◆ **What you need to do**:
Starting with the line that holds "What data populates", reproduce each line through the last one of the data, exactly as written. Pictures are not copied.

*** Opening of Recorded information ***

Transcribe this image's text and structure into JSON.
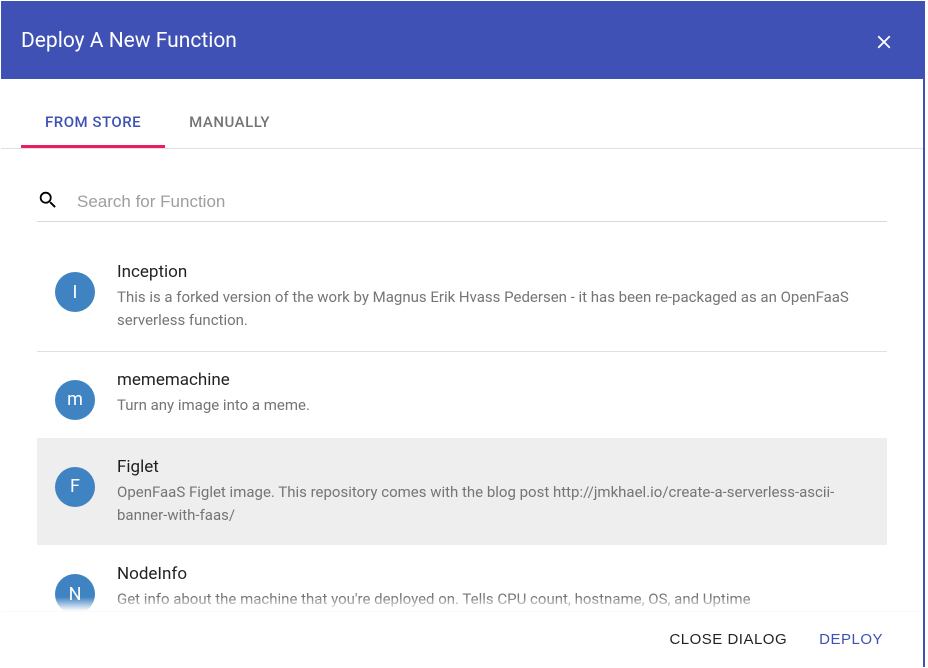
{
  "header": {
    "title": "Deploy A New Function"
  },
  "tabs": [
    {
      "label": "FROM STORE",
      "active": true
    },
    {
      "label": "MANUALLY",
      "active": false
    }
  ],
  "search": {
    "placeholder": "Search for Function",
    "value": ""
  },
  "items": [
    {
      "avatar": "I",
      "title": "Inception",
      "desc": "This is a forked version of the work by Magnus Erik Hvass Pedersen - it has been re-packaged as an OpenFaaS serverless function.",
      "selected": false
    },
    {
      "avatar": "m",
      "title": "mememachine",
      "desc": "Turn any image into a meme.",
      "selected": false
    },
    {
      "avatar": "F",
      "title": "Figlet",
      "desc": "OpenFaaS Figlet image. This repository comes with the blog post http://jmkhael.io/create-a-serverless-ascii-banner-with-faas/",
      "selected": true
    },
    {
      "avatar": "N",
      "title": "NodeInfo",
      "desc": "Get info about the machine that you're deployed on. Tells CPU count, hostname, OS, and Uptime",
      "selected": false
    }
  ],
  "footer": {
    "close": "CLOSE DIALOG",
    "deploy": "DEPLOY"
  }
}
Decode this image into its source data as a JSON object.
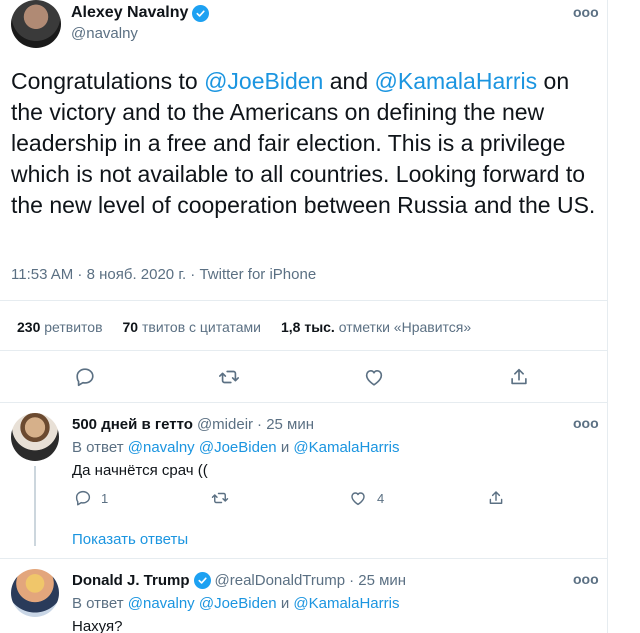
{
  "main_tweet": {
    "author_name": "Alexey Navalny",
    "author_handle": "@navalny",
    "text_parts": [
      "Congratulations to ",
      "@JoeBiden",
      " and ",
      "@KamalaHarris",
      " on the victory and to the Americans on defining the new leadership in a free and fair election. This is a privilege which is not available to all countries. Looking forward to the new level of cooperation between Russia and the US."
    ],
    "meta": "11:53 AM · 8 нояб. 2020 г. · Twitter for iPhone",
    "stats": {
      "retweets_num": "230",
      "retweets_label": "ретвитов",
      "quotes_num": "70",
      "quotes_label": "твитов с цитатами",
      "likes_num": "1,8 тыс.",
      "likes_label": "отметки «Нравится»"
    },
    "more_label": "ooo"
  },
  "replies": [
    {
      "name": "500 дней в гетто",
      "handle": "@mideir",
      "time": "· 25 мин",
      "reply_prefix": "В ответ",
      "reply_mentions": [
        "@navalny",
        "@JoeBiden"
      ],
      "reply_and": "и",
      "reply_last": "@KamalaHarris",
      "text": "Да начнётся срач ((",
      "reply_count": "1",
      "like_count": "4",
      "show_replies": "Показать ответы",
      "more_label": "ooo"
    },
    {
      "name": "Donald J. Trump",
      "handle": "@realDonaldTrump",
      "time": "· 25 мин",
      "reply_prefix": "В ответ",
      "reply_mentions": [
        "@navalny",
        "@JoeBiden"
      ],
      "reply_and": "и",
      "reply_last": "@KamalaHarris",
      "text": "Нахуя?",
      "more_label": "ooo"
    }
  ],
  "colors": {
    "accent": "#1b95e0",
    "verified": "#1da1f2",
    "secondary_text": "#5b7083",
    "divider": "#e6ecf0"
  }
}
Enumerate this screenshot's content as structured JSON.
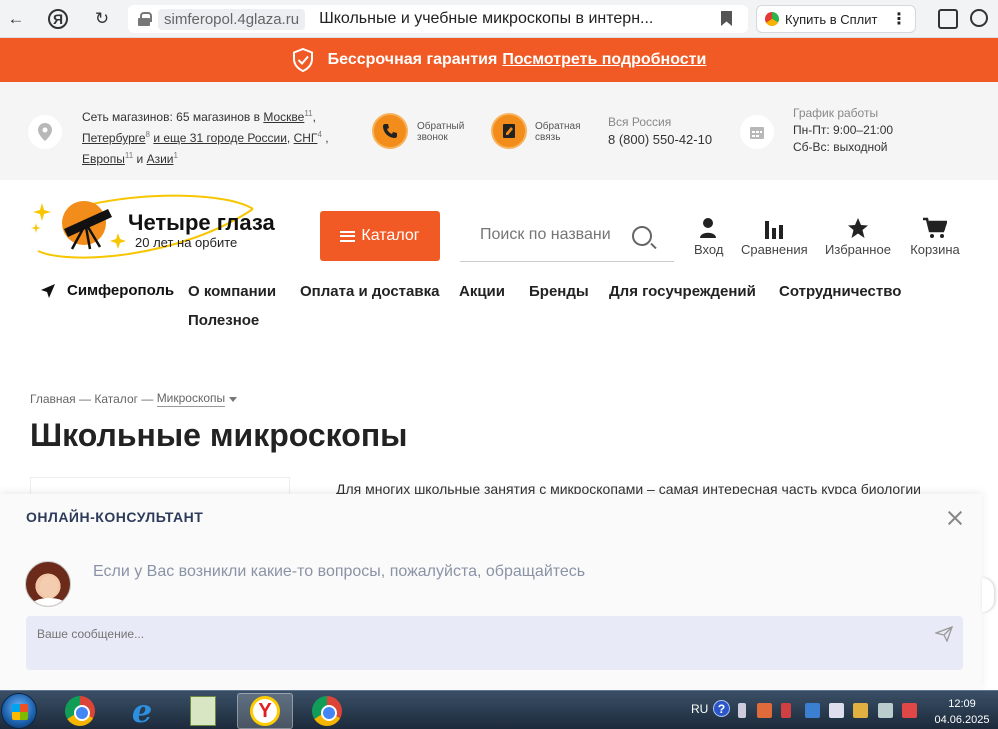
{
  "browser": {
    "domain": "simferopol.4glaza.ru",
    "page_title": "Школьные и учебные микроскопы в интерн...",
    "split_button": "Купить в Сплит"
  },
  "promo": {
    "text": "Бессрочная гарантия",
    "link": "Посмотреть подробности"
  },
  "info": {
    "stores": {
      "prefix": "Сеть магазинов: 65 магазинов в ",
      "moscow": "Москве",
      "moscow_count": "11",
      "spb": "Петербурге",
      "spb_count": "8",
      "more": "и еще 31 городе России",
      "cis": "СНГ",
      "cis_count": "4",
      "europe": "Европы",
      "europe_count": "11",
      "and": "и",
      "asia": "Азии",
      "asia_count": "1"
    },
    "callback": [
      "Обратный",
      "звонок"
    ],
    "feedback": [
      "Обратная",
      "связь"
    ],
    "russia_label": "Вся Россия",
    "phone": "8 (800) 550-42-10",
    "hours_label": "График работы",
    "hours_weekdays": "Пн-Пт: 9:00–21:00",
    "hours_weekend": "Сб-Вс: выходной"
  },
  "header": {
    "logo_name": "Четыре глаза",
    "logo_sub": "20 лет на орбите",
    "catalog": "Каталог",
    "search_placeholder": "Поиск по названи",
    "actions": [
      {
        "label": "Вход",
        "icon": "user-icon"
      },
      {
        "label": "Сравнения",
        "icon": "bar-chart-icon"
      },
      {
        "label": "Избранное",
        "icon": "star-icon"
      },
      {
        "label": "Корзина",
        "icon": "cart-icon"
      }
    ]
  },
  "nav": {
    "city": "Симферополь",
    "items": [
      "О компании",
      "Оплата и доставка",
      "Акции",
      "Бренды",
      "Для госучреждений",
      "Сотрудничество",
      "Полезное"
    ]
  },
  "breadcrumbs": [
    "Главная",
    "—",
    "Каталог",
    "—",
    "Микроскопы"
  ],
  "page": {
    "title": "Школьные микроскопы",
    "description": "Для многих школьные занятия с микроскопами – самая интересная часть курса биологии"
  },
  "chat": {
    "title": "ОНЛАЙН-КОНСУЛЬТАНТ",
    "greeting": "Если у Вас возникли какие-то вопросы, пожалуйста, обращайтесь",
    "placeholder": "Ваше сообщение..."
  },
  "taskbar": {
    "lang": "RU",
    "time": "12:09",
    "date": "04.06.2025"
  },
  "colors": {
    "accent": "#f15a24",
    "chat_title": "#2d3b5a",
    "msg_box": "#e8ebf7"
  }
}
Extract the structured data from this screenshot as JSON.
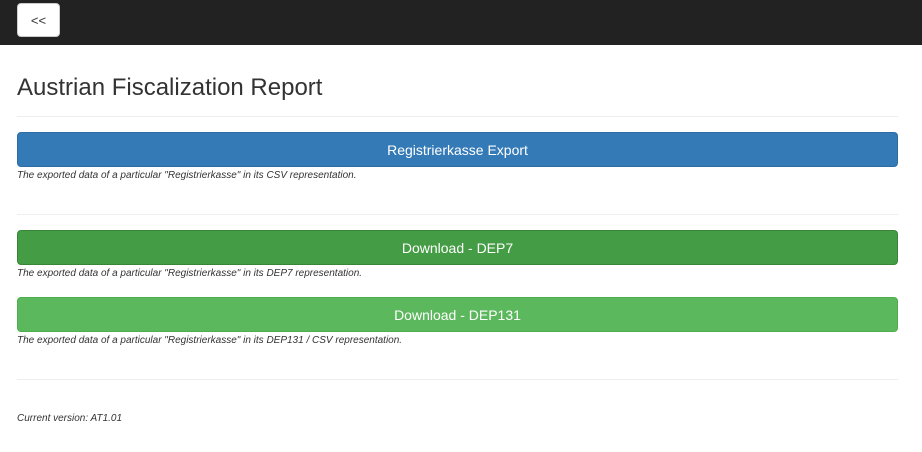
{
  "nav": {
    "back_label": "<<"
  },
  "page": {
    "title": "Austrian Fiscalization Report"
  },
  "actions": [
    {
      "label": "Registrierkasse Export",
      "description": "The exported data of a particular \"Registrierkasse\" in its CSV representation.",
      "color": "#337ab7"
    },
    {
      "label": "Download - DEP7",
      "description": "The exported data of a particular \"Registrierkasse\" in its DEP7 representation.",
      "color": "#449d44"
    },
    {
      "label": "Download - DEP131",
      "description": "The exported data of a particular \"Registrierkasse\" in its DEP131 / CSV representation.",
      "color": "#5cb85c"
    }
  ],
  "footer": {
    "version_text": "Current version: AT1.01"
  }
}
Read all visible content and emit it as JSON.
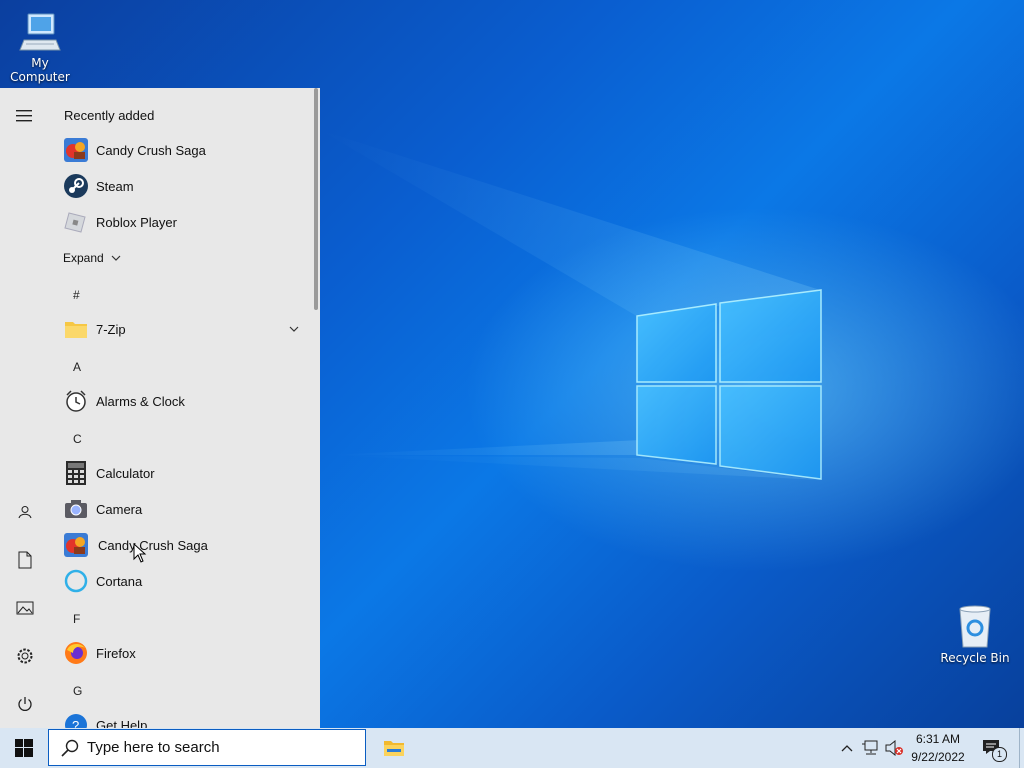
{
  "desktop": {
    "icons": [
      {
        "label": "My Computer",
        "icon": "computer-icon"
      },
      {
        "label": "Recycle Bin",
        "icon": "recycle-bin-icon"
      }
    ]
  },
  "start_menu": {
    "section_title": "Recently added",
    "recent": [
      {
        "label": "Candy Crush Saga",
        "icon": "candy-crush-icon"
      },
      {
        "label": "Steam",
        "icon": "steam-icon"
      },
      {
        "label": "Roblox Player",
        "icon": "roblox-icon"
      }
    ],
    "expand_label": "Expand",
    "groups": {
      "hash": "#",
      "a": "A",
      "c": "C",
      "f": "F",
      "g": "G"
    },
    "apps": {
      "zip": "7-Zip",
      "alarms": "Alarms & Clock",
      "calculator": "Calculator",
      "camera": "Camera",
      "candy": "Candy Crush Saga",
      "cortana": "Cortana",
      "firefox": "Firefox",
      "gethelp": "Get Help"
    },
    "rail_icons": [
      "hamburger-menu-icon",
      "user-icon",
      "documents-icon",
      "pictures-icon",
      "settings-icon",
      "power-icon"
    ]
  },
  "taskbar": {
    "search_placeholder": "Type here to search",
    "clock_time": "6:31 AM",
    "clock_date": "9/22/2022",
    "notification_count": "1"
  }
}
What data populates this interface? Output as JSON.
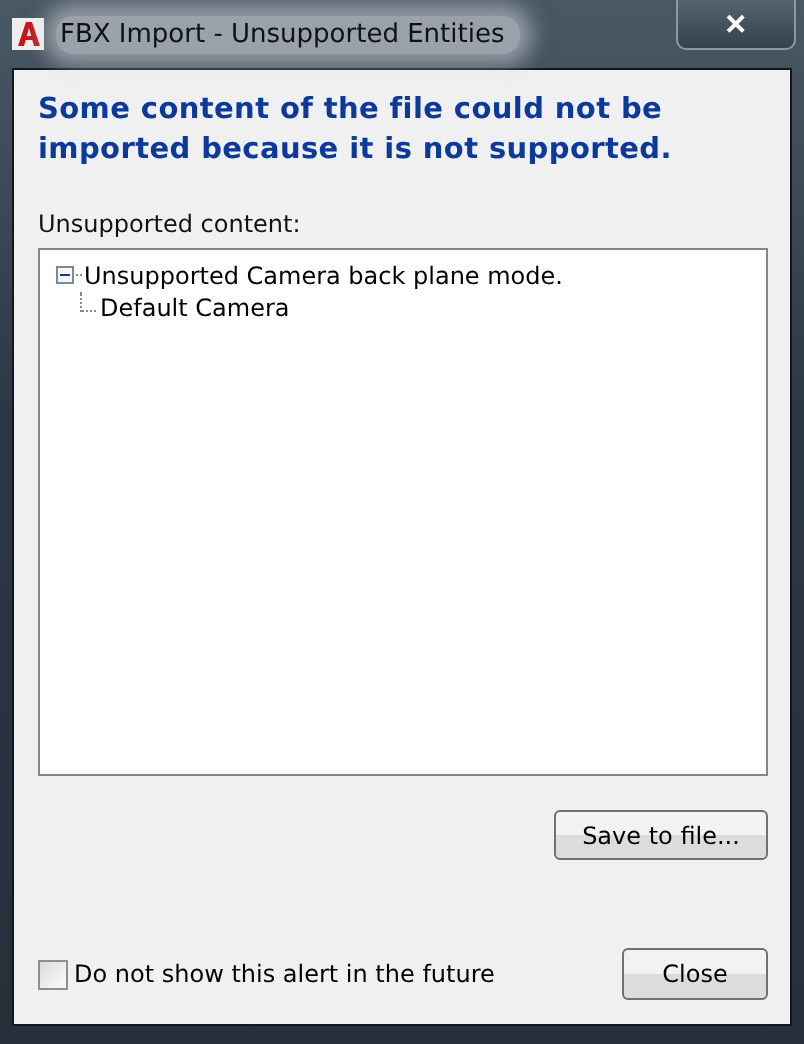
{
  "window": {
    "title": "FBX Import - Unsupported Entities",
    "close_glyph": "✕"
  },
  "heading": "Some content of the file could not be imported because it is not supported.",
  "list_label": "Unsupported content:",
  "tree": [
    {
      "label": "Unsupported Camera back plane mode.",
      "expanded": true,
      "children": [
        {
          "label": "Default Camera"
        }
      ]
    }
  ],
  "save_button": "Save to file...",
  "checkbox": {
    "label": "Do not show this alert in the future",
    "checked": false
  },
  "close_button": "Close"
}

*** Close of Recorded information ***

◆ **Response to the task**:
What data populates this interface? Output as JSON.
{
  "window": {
    "title": "FBX Import - Unsupported Entities",
    "close_glyph": "✕"
  },
  "heading": "Some content of the file could not be imported because it is not supported.",
  "list_label": "Unsupported content:",
  "tree": [
    {
      "label": "Unsupported Camera back plane mode.",
      "expanded": true,
      "children": [
        {
          "label": "Default Camera"
        }
      ]
    }
  ],
  "save_button": "Save to file...",
  "checkbox": {
    "label": "Do not show this alert in the future",
    "checked": false
  },
  "close_button": "Close"
}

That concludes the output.